[Stored dataset items]
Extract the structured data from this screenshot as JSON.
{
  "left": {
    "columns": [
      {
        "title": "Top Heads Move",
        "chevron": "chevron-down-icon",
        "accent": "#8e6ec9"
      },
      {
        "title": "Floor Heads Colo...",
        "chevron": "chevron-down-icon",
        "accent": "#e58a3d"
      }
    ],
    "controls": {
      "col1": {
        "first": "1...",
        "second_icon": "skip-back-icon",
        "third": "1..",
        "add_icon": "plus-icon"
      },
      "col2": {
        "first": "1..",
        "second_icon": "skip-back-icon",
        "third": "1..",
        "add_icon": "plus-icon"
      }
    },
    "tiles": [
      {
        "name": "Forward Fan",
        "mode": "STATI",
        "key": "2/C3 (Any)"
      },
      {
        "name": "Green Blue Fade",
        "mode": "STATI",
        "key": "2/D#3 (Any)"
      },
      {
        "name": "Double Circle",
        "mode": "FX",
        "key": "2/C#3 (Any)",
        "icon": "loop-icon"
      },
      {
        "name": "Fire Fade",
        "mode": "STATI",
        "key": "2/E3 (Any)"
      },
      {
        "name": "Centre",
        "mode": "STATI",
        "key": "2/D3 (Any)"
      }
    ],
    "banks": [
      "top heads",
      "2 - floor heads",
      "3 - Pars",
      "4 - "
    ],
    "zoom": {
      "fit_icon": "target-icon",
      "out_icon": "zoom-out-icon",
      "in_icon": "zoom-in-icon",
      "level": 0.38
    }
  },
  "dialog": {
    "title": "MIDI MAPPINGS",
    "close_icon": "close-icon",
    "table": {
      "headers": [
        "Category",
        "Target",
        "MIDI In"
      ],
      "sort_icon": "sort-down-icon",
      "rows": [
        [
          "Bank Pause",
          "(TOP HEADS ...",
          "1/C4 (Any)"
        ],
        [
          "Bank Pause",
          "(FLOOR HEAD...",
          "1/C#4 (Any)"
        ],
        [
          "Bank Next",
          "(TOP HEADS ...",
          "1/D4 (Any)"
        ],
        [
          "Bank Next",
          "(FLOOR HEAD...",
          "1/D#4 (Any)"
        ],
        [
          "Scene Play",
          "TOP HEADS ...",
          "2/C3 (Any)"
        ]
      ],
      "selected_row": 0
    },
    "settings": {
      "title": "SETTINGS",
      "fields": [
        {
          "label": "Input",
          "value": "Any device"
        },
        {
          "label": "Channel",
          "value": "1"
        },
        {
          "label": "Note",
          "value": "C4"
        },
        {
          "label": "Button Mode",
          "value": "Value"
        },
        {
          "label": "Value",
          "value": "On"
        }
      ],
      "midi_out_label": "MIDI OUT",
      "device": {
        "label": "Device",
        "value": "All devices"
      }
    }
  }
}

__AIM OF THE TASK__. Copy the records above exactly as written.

__YOUR RESPONSE__.
Extract the structured data from this screenshot as JSON.
{
  "left": {
    "columns": [
      {
        "title": "Top Heads Move",
        "chevron": "chevron-down-icon",
        "accent": "#8e6ec9"
      },
      {
        "title": "Floor Heads Colo...",
        "chevron": "chevron-down-icon",
        "accent": "#e58a3d"
      }
    ],
    "controls": {
      "col1": {
        "first": "1...",
        "second_icon": "skip-back-icon",
        "third": "1..",
        "add_icon": "plus-icon"
      },
      "col2": {
        "first": "1..",
        "second_icon": "skip-back-icon",
        "third": "1..",
        "add_icon": "plus-icon"
      }
    },
    "tiles": [
      {
        "name": "Forward Fan",
        "mode": "STATI",
        "key": "2/C3 (Any)"
      },
      {
        "name": "Green Blue Fade",
        "mode": "STATI",
        "key": "2/D#3 (Any)"
      },
      {
        "name": "Double Circle",
        "mode": "FX",
        "key": "2/C#3 (Any)",
        "icon": "loop-icon"
      },
      {
        "name": "Fire Fade",
        "mode": "STATI",
        "key": "2/E3 (Any)"
      },
      {
        "name": "Centre",
        "mode": "STATI",
        "key": "2/D3 (Any)"
      }
    ],
    "banks": [
      "top heads",
      "2 - floor heads",
      "3 - Pars",
      "4 - "
    ],
    "zoom": {
      "fit_icon": "target-icon",
      "out_icon": "zoom-out-icon",
      "in_icon": "zoom-in-icon",
      "level": 0.38
    }
  },
  "dialog": {
    "title": "MIDI MAPPINGS",
    "close_icon": "close-icon",
    "table": {
      "headers": [
        "Category",
        "Target",
        "MIDI In"
      ],
      "sort_icon": "sort-down-icon",
      "rows": [
        [
          "Bank Pause",
          "(TOP HEADS ...",
          "1/C4 (Any)"
        ],
        [
          "Bank Pause",
          "(FLOOR HEAD...",
          "1/C#4 (Any)"
        ],
        [
          "Bank Next",
          "(TOP HEADS ...",
          "1/D4 (Any)"
        ],
        [
          "Bank Next",
          "(FLOOR HEAD...",
          "1/D#4 (Any)"
        ],
        [
          "Scene Play",
          "TOP HEADS ...",
          "2/C3 (Any)"
        ]
      ],
      "selected_row": 0
    },
    "settings": {
      "title": "SETTINGS",
      "fields": [
        {
          "label": "Input",
          "value": "Any device"
        },
        {
          "label": "Channel",
          "value": "1"
        },
        {
          "label": "Note",
          "value": "C4"
        },
        {
          "label": "Button Mode",
          "value": "Value"
        },
        {
          "label": "Value",
          "value": "On"
        }
      ],
      "midi_out_label": "MIDI OUT",
      "device": {
        "label": "Device",
        "value": "All devices"
      }
    }
  }
}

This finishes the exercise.